_PROMPT:_ Below are the records to retype. Keep every character exactly and leave out the pictures.

━━━ EXERCISE MATERIAL ━━━

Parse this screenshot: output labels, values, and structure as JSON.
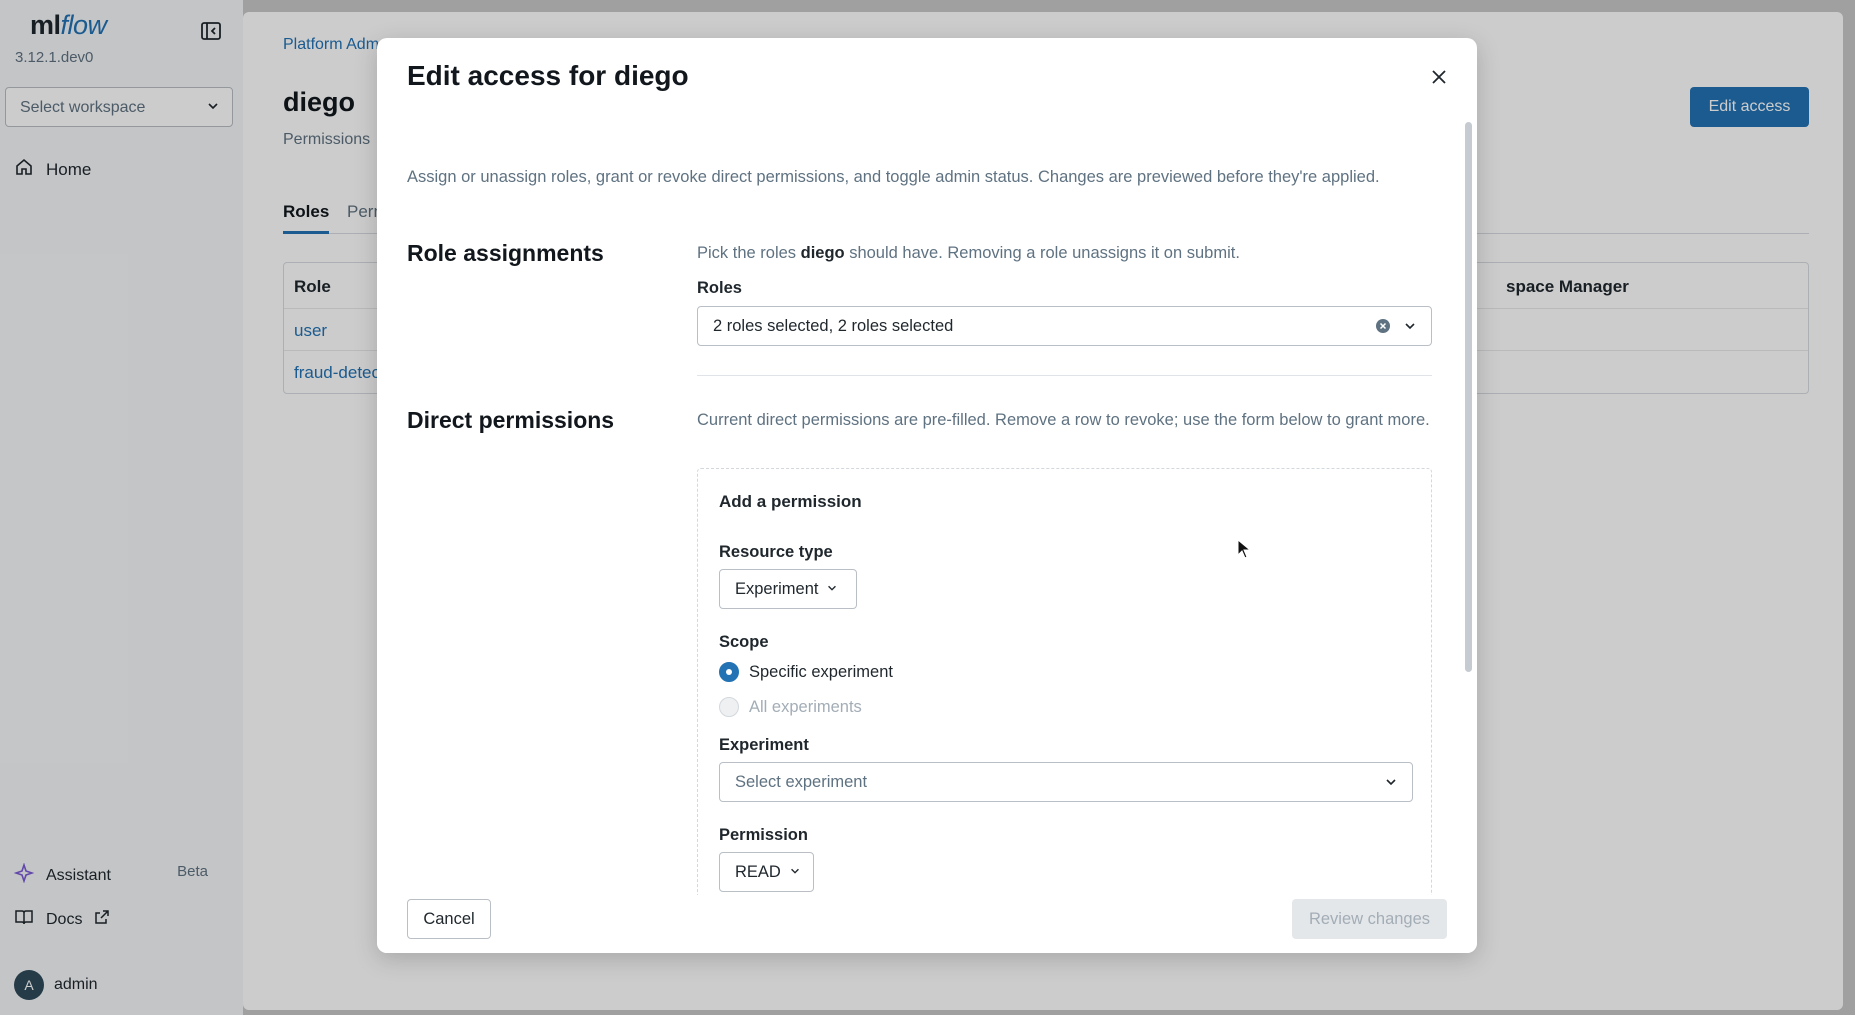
{
  "sidebar": {
    "logo_ml": "ml",
    "logo_flow": "flow",
    "version": "3.12.1.dev0",
    "workspace_placeholder": "Select workspace",
    "home_label": "Home",
    "assistant_label": "Assistant",
    "assistant_badge": "Beta",
    "docs_label": "Docs",
    "user_initial": "A",
    "user_name": "admin"
  },
  "page": {
    "breadcrumb": "Platform Adm",
    "title": "diego",
    "subtitle": "Permissions",
    "edit_access_label": "Edit access",
    "tabs": [
      {
        "label": "Roles",
        "active": true
      },
      {
        "label": "Perm",
        "active": false
      }
    ],
    "table": {
      "header_role": "Role",
      "header_right": "space Manager",
      "rows": [
        "user",
        "fraud-detec"
      ]
    }
  },
  "modal": {
    "title": "Edit access for diego",
    "intro": "Assign or unassign roles, grant or revoke direct permissions, and toggle admin status. Changes are previewed before they're applied.",
    "role_section": {
      "title": "Role assignments",
      "help_prefix": "Pick the roles ",
      "help_user": "diego",
      "help_suffix": " should have. Removing a role unassigns it on submit.",
      "roles_label": "Roles",
      "roles_value": "2 roles selected, 2 roles selected"
    },
    "direct_section": {
      "title": "Direct permissions",
      "help": "Current direct permissions are pre-filled. Remove a row to revoke; use the form below to grant more.",
      "card_title": "Add a permission",
      "resource_type_label": "Resource type",
      "resource_type_value": "Experiment",
      "scope_label": "Scope",
      "scope_options": [
        {
          "label": "Specific experiment",
          "checked": true,
          "disabled": false
        },
        {
          "label": "All experiments",
          "checked": false,
          "disabled": true
        }
      ],
      "experiment_label": "Experiment",
      "experiment_placeholder": "Select experiment",
      "permission_label": "Permission",
      "permission_value": "READ"
    },
    "cancel_label": "Cancel",
    "review_label": "Review changes"
  },
  "colors": {
    "accent": "#2272b4",
    "muted_text": "#5f7281",
    "disabled_button": "#e4e7ea"
  }
}
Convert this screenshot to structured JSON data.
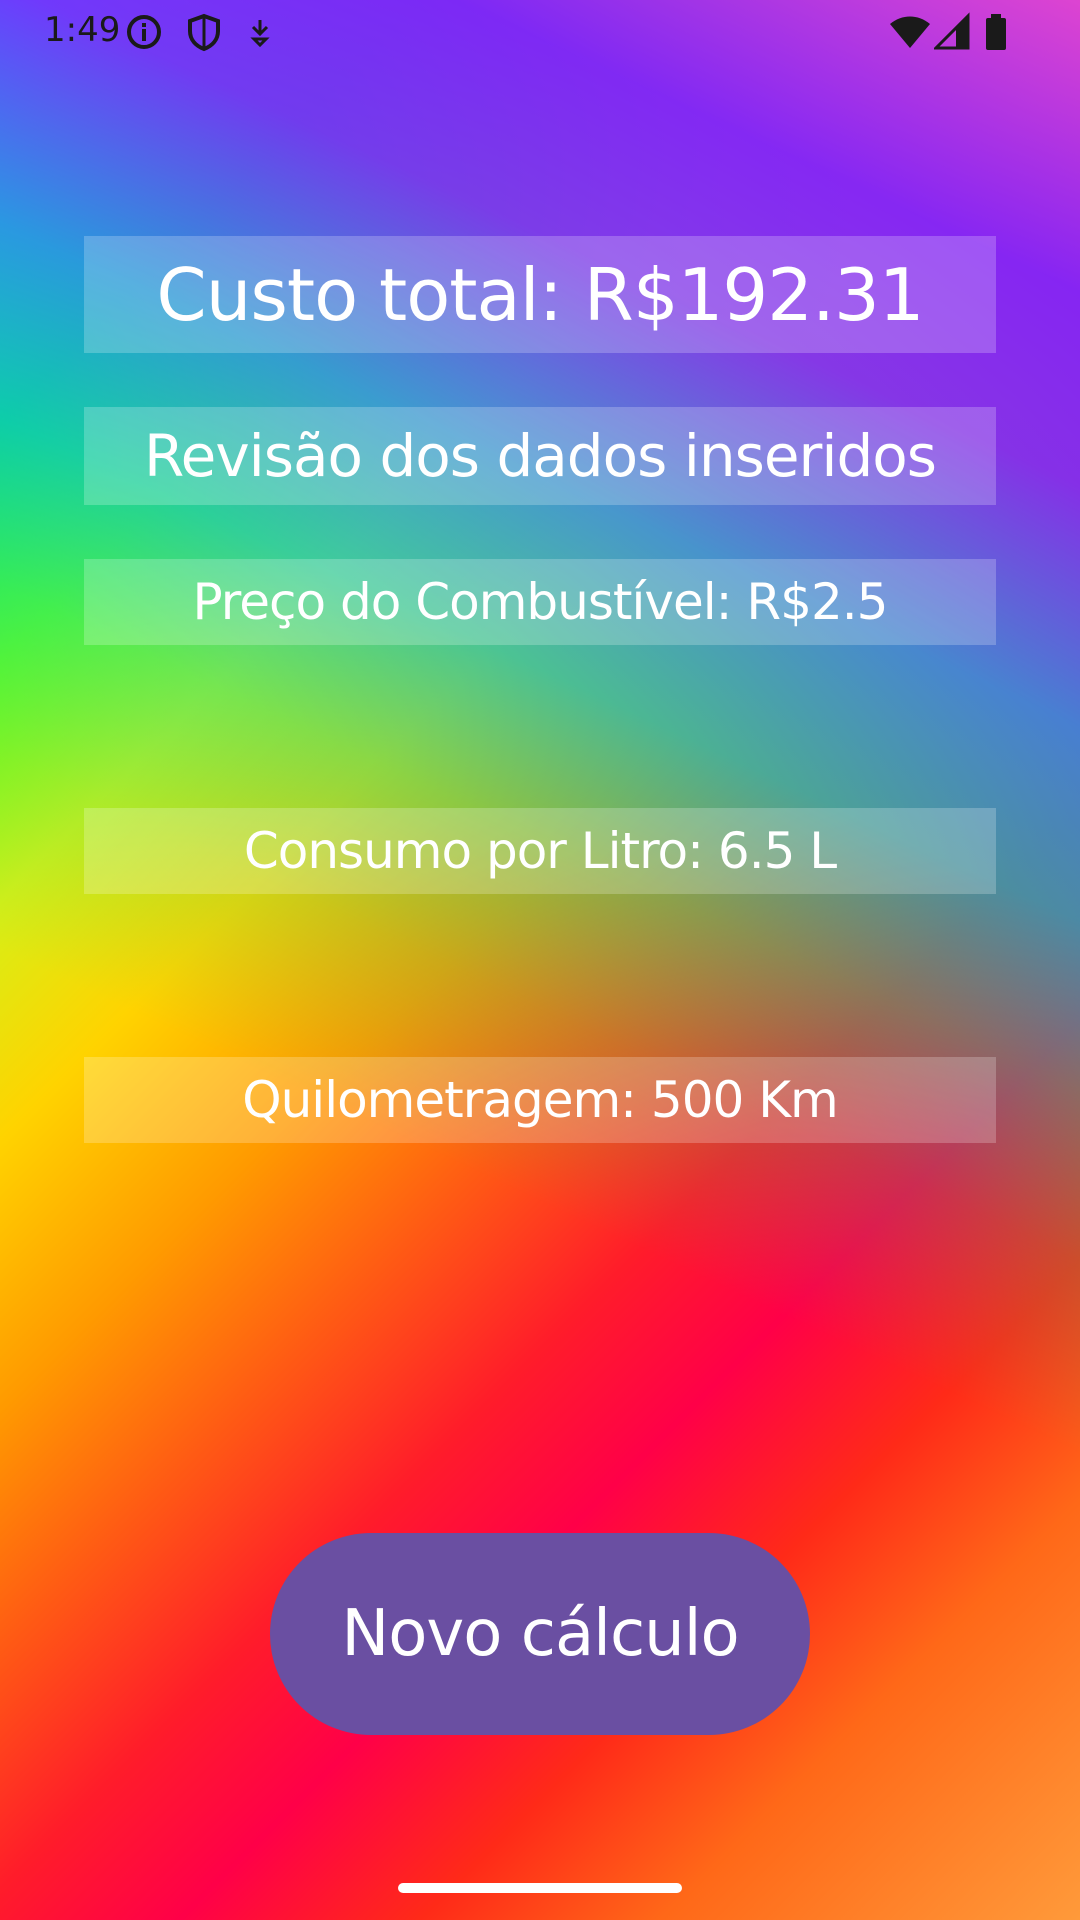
{
  "status_bar": {
    "time": "1:49",
    "icons_left": [
      "info-icon",
      "shield-icon",
      "download-icon"
    ],
    "icons_right": [
      "wifi-icon",
      "cell-signal-icon",
      "battery-icon"
    ],
    "icon_color": "#1a1a1a"
  },
  "result": {
    "total_cost": "Custo total: R$192.31",
    "review_title": "Revisão dos dados inseridos",
    "fuel_price": "Preço do Combustível: R$2.5",
    "consumption": "Consumo por Litro: 6.5 L",
    "mileage": "Quilometragem: 500 Km"
  },
  "actions": {
    "new_calc_label": "Novo cálculo",
    "button_color": "#6a4fa2"
  }
}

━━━

_RESPONSE TO THIS EXERCISE:_
Parse this screenshot: output labels, values, and structure as JSON.
{
  "sidebar": {
    "logo_ml": "ml",
    "logo_flow": "flow",
    "version": "3.12.1.dev0",
    "workspace_placeholder": "Select workspace",
    "home_label": "Home",
    "assistant_label": "Assistant",
    "assistant_badge": "Beta",
    "docs_label": "Docs",
    "user_initial": "A",
    "user_name": "admin"
  },
  "page": {
    "breadcrumb": "Platform Adm",
    "title": "diego",
    "subtitle": "Permissions",
    "edit_access_label": "Edit access",
    "tabs": [
      {
        "label": "Roles",
        "active": true
      },
      {
        "label": "Perm",
        "active": false
      }
    ],
    "table": {
      "header_role": "Role",
      "header_right": "space Manager",
      "rows": [
        "user",
        "fraud-detec"
      ]
    }
  },
  "modal": {
    "title": "Edit access for diego",
    "intro": "Assign or unassign roles, grant or revoke direct permissions, and toggle admin status. Changes are previewed before they're applied.",
    "role_section": {
      "title": "Role assignments",
      "help_prefix": "Pick the roles ",
      "help_user": "diego",
      "help_suffix": " should have. Removing a role unassigns it on submit.",
      "roles_label": "Roles",
      "roles_value": "2 roles selected, 2 roles selected"
    },
    "direct_section": {
      "title": "Direct permissions",
      "help": "Current direct permissions are pre-filled. Remove a row to revoke; use the form below to grant more.",
      "card_title": "Add a permission",
      "resource_type_label": "Resource type",
      "resource_type_value": "Experiment",
      "scope_label": "Scope",
      "scope_options": [
        {
          "label": "Specific experiment",
          "checked": true,
          "disabled": false
        },
        {
          "label": "All experiments",
          "checked": false,
          "disabled": true
        }
      ],
      "experiment_label": "Experiment",
      "experiment_placeholder": "Select experiment",
      "permission_label": "Permission",
      "permission_value": "READ"
    },
    "cancel_label": "Cancel",
    "review_label": "Review changes"
  },
  "colors": {
    "accent": "#2272b4",
    "muted_text": "#5f7281",
    "disabled_button": "#e4e7ea"
  }
}
Convert this screenshot to structured JSON data.
{
  "status_bar": {
    "time": "1:49",
    "icons_left": [
      "info-icon",
      "shield-icon",
      "download-icon"
    ],
    "icons_right": [
      "wifi-icon",
      "cell-signal-icon",
      "battery-icon"
    ],
    "icon_color": "#1a1a1a"
  },
  "result": {
    "total_cost": "Custo total: R$192.31",
    "review_title": "Revisão dos dados inseridos",
    "fuel_price": "Preço do Combustível: R$2.5",
    "consumption": "Consumo por Litro: 6.5 L",
    "mileage": "Quilometragem: 500 Km"
  },
  "actions": {
    "new_calc_label": "Novo cálculo",
    "button_color": "#6a4fa2"
  }
}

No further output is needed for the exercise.